== Information shown ==

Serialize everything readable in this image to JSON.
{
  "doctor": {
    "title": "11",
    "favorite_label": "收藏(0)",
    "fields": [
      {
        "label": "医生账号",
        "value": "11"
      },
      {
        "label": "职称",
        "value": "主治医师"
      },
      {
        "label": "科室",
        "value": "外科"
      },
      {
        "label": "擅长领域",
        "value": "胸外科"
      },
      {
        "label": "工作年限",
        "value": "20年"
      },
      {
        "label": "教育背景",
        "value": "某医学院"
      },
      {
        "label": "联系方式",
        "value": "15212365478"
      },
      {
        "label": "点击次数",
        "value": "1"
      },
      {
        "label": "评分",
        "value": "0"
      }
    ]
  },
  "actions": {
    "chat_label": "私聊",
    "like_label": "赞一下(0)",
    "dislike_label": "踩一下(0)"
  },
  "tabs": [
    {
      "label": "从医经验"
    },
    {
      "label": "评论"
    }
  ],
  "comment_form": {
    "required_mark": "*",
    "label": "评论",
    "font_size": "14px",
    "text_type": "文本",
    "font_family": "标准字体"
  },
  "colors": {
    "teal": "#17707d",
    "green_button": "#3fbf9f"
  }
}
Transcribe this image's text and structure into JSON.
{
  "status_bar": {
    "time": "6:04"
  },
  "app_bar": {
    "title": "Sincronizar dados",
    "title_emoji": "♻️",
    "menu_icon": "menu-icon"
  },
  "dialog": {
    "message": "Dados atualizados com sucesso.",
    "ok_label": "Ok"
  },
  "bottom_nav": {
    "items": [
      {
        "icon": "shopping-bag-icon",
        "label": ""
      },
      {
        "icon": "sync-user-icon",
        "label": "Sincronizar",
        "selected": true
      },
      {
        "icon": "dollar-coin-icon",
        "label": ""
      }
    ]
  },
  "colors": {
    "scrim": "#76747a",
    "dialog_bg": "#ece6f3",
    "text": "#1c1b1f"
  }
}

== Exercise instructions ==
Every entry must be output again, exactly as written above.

== Task result ==
Serialize everything readable in this image to JSON.
{
  "doctor": {
    "title": "11",
    "favorite_label": "收藏(0)",
    "fields": [
      {
        "label": "医生账号",
        "value": "11"
      },
      {
        "label": "职称",
        "value": "主治医师"
      },
      {
        "label": "科室",
        "value": "外科"
      },
      {
        "label": "擅长领域",
        "value": "胸外科"
      },
      {
        "label": "工作年限",
        "value": "20年"
      },
      {
        "label": "教育背景",
        "value": "某医学院"
      },
      {
        "label": "联系方式",
        "value": "15212365478"
      },
      {
        "label": "点击次数",
        "value": "1"
      },
      {
        "label": "评分",
        "value": "0"
      }
    ]
  },
  "actions": {
    "chat_label": "私聊",
    "like_label": "赞一下(0)",
    "dislike_label": "踩一下(0)"
  },
  "tabs": [
    {
      "label": "从医经验"
    },
    {
      "label": "评论"
    }
  ],
  "comment_form": {
    "required_mark": "*",
    "label": "评论",
    "font_size": "14px",
    "text_type": "文本",
    "font_family": "标准字体"
  },
  "colors": {
    "teal": "#17707d",
    "green_button": "#3fbf9f"
  }
}
Transcribe this image's text and structure into JSON.
{
  "status_bar": {
    "time": "6:04"
  },
  "app_bar": {
    "title": "Sincronizar dados",
    "title_emoji": "♻️",
    "menu_icon": "menu-icon"
  },
  "dialog": {
    "message": "Dados atualizados com sucesso.",
    "ok_label": "Ok"
  },
  "bottom_nav": {
    "items": [
      {
        "icon": "shopping-bag-icon",
        "label": ""
      },
      {
        "icon": "sync-user-icon",
        "label": "Sincronizar",
        "selected": true
      },
      {
        "icon": "dollar-coin-icon",
        "label": ""
      }
    ]
  },
  "colors": {
    "scrim": "#76747a",
    "dialog_bg": "#ece6f3",
    "text": "#1c1b1f"
  }
}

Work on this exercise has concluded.